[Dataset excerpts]
»»

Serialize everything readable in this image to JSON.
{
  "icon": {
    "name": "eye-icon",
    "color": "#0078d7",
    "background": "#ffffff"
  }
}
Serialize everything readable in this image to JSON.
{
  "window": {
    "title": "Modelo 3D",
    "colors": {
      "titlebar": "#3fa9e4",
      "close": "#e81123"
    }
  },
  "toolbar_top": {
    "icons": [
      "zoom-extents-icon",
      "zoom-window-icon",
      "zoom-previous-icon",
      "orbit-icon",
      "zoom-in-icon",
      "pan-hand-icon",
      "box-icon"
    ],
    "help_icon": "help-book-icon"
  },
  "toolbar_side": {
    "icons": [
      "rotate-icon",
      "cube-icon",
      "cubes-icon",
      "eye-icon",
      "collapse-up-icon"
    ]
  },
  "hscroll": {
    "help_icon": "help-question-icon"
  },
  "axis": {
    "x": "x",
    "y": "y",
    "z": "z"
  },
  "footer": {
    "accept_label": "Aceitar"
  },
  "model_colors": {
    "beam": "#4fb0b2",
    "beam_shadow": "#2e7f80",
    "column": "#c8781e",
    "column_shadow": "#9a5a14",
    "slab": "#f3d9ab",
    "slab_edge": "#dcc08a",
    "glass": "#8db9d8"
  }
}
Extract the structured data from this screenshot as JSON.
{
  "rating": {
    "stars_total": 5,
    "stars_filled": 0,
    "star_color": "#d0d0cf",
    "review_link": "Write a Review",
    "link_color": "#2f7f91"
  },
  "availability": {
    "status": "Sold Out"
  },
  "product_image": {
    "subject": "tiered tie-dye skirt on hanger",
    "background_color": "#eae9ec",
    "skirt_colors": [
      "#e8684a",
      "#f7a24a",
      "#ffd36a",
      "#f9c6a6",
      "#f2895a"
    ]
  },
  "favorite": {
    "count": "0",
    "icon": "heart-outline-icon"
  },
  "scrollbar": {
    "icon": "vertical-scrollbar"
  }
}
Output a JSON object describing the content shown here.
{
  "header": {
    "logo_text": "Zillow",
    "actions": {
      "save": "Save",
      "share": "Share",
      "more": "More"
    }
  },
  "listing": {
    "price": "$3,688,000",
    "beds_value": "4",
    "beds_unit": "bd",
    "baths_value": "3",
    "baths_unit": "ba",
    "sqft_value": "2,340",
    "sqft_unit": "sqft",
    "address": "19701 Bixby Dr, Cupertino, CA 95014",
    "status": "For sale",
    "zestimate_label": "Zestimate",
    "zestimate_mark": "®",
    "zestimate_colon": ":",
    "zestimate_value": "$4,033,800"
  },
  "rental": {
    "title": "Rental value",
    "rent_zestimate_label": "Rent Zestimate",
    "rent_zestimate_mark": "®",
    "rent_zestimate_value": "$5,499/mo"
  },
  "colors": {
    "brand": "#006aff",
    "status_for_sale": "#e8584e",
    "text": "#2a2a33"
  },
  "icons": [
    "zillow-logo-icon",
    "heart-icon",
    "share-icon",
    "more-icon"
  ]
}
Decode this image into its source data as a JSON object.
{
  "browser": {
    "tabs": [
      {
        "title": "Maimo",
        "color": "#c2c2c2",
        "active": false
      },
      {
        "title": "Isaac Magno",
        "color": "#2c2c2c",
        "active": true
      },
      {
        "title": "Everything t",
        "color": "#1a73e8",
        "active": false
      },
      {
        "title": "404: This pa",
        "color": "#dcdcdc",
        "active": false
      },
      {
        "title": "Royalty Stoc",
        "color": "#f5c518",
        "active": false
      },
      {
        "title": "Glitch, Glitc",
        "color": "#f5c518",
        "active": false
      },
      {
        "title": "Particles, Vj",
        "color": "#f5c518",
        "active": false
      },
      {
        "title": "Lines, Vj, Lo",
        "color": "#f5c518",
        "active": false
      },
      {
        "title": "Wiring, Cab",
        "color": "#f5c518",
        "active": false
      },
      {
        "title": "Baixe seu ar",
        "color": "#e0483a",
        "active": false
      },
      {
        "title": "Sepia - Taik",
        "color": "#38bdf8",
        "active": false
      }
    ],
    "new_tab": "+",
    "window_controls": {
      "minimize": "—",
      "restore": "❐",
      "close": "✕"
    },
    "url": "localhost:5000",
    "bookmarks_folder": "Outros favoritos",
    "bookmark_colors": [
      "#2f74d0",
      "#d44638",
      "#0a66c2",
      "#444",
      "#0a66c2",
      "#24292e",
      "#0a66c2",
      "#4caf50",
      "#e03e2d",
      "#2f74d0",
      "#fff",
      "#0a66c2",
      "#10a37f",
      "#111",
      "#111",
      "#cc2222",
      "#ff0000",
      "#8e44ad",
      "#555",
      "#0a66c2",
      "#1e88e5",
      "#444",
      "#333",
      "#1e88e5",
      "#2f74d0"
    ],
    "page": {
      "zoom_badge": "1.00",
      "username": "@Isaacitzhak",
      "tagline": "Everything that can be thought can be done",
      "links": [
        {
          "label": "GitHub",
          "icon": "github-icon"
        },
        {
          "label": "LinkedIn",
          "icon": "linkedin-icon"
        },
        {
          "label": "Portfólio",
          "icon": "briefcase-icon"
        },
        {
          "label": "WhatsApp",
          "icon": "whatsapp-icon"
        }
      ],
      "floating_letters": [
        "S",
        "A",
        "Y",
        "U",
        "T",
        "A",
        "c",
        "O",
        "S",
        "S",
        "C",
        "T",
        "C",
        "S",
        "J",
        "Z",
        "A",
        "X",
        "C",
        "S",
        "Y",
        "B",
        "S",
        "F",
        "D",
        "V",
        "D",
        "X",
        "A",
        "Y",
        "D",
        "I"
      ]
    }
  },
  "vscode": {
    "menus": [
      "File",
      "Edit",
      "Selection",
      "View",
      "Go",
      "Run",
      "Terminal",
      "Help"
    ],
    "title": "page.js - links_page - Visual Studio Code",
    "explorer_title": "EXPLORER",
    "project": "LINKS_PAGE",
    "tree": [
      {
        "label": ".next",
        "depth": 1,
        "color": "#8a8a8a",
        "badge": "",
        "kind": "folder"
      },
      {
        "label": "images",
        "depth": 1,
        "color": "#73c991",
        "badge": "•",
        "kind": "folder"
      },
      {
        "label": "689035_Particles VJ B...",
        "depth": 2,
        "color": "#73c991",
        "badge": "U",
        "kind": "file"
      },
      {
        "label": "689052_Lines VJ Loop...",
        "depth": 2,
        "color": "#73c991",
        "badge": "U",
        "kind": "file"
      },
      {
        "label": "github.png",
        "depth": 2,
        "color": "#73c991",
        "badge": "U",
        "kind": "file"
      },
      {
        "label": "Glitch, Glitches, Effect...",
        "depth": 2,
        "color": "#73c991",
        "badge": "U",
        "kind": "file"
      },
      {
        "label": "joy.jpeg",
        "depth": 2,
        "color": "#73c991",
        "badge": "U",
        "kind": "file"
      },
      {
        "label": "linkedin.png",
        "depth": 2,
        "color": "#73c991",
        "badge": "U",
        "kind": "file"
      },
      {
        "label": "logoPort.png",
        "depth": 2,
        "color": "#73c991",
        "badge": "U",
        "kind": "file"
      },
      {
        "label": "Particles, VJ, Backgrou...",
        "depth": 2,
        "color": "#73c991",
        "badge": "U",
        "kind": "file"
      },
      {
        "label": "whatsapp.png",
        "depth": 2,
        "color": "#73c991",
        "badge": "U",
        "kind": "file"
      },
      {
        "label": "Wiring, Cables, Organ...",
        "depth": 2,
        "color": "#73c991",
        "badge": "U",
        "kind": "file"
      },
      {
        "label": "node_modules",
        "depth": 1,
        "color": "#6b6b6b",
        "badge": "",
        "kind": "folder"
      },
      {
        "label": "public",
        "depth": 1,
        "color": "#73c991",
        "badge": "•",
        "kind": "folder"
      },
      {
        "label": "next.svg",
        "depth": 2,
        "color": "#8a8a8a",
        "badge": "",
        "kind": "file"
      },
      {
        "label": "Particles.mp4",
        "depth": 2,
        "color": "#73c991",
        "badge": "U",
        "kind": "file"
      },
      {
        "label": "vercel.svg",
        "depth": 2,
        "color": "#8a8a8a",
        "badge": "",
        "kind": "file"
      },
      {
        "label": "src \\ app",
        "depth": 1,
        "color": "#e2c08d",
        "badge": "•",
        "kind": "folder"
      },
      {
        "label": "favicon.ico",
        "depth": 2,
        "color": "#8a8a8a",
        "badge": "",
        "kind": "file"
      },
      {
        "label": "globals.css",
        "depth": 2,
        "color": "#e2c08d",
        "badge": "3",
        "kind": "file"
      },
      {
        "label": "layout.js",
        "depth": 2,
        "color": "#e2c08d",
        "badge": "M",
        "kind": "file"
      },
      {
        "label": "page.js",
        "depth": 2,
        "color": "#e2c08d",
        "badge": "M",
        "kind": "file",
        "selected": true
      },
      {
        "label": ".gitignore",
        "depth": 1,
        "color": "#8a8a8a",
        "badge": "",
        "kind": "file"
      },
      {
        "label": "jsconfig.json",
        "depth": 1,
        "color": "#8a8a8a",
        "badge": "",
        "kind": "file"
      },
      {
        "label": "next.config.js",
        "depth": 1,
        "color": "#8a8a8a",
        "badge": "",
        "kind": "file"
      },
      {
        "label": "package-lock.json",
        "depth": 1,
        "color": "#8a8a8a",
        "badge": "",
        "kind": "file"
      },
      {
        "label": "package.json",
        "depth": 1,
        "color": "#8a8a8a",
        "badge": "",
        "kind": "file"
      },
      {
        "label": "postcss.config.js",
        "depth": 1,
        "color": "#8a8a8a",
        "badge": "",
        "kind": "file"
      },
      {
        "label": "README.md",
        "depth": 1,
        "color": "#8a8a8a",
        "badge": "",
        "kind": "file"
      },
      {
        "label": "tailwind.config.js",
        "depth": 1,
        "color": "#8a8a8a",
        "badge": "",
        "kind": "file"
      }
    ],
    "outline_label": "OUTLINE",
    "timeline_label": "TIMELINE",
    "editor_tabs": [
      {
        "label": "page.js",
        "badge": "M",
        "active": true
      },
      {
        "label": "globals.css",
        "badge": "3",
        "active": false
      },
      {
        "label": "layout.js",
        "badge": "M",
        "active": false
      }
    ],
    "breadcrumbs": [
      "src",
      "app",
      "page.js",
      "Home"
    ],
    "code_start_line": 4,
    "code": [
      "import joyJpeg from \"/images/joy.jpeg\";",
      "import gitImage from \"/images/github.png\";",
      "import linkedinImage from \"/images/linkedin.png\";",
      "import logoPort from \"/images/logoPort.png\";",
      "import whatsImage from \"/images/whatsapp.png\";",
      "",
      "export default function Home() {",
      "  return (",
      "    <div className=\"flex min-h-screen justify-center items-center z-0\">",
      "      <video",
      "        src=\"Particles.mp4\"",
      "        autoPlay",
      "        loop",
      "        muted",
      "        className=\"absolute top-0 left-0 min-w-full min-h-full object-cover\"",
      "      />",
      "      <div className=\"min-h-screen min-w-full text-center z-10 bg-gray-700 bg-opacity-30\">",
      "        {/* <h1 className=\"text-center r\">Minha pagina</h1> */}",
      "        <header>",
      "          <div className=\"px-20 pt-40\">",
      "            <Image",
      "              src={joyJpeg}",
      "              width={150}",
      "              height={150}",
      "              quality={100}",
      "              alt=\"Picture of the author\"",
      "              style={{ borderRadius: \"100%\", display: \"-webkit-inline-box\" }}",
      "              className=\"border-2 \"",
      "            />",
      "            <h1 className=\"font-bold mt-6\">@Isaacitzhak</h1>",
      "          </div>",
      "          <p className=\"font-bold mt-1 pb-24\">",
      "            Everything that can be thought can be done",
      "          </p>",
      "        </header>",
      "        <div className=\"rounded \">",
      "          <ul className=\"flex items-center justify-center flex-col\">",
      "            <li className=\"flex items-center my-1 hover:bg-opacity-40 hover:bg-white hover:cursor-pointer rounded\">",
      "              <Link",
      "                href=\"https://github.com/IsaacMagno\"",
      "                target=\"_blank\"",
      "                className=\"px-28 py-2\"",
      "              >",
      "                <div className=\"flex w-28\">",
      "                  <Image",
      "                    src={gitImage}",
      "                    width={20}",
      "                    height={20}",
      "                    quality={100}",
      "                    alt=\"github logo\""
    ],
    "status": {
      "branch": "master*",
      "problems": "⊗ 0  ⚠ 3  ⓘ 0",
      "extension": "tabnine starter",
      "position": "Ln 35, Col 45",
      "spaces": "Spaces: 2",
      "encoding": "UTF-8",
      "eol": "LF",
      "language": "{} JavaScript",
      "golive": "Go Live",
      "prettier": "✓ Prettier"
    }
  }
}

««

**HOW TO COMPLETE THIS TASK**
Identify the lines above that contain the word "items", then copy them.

**RESULT FOR THIS EXERCISE**
      "    <div className=\"flex min-h-screen justify-center items-center z-0\">",
      "          <ul className=\"flex items-center justify-center flex-col\">",
      "            <li className=\"flex items-center my-1 hover:bg-opacity-40 hover:bg-white hover:cursor-pointer rounded\">",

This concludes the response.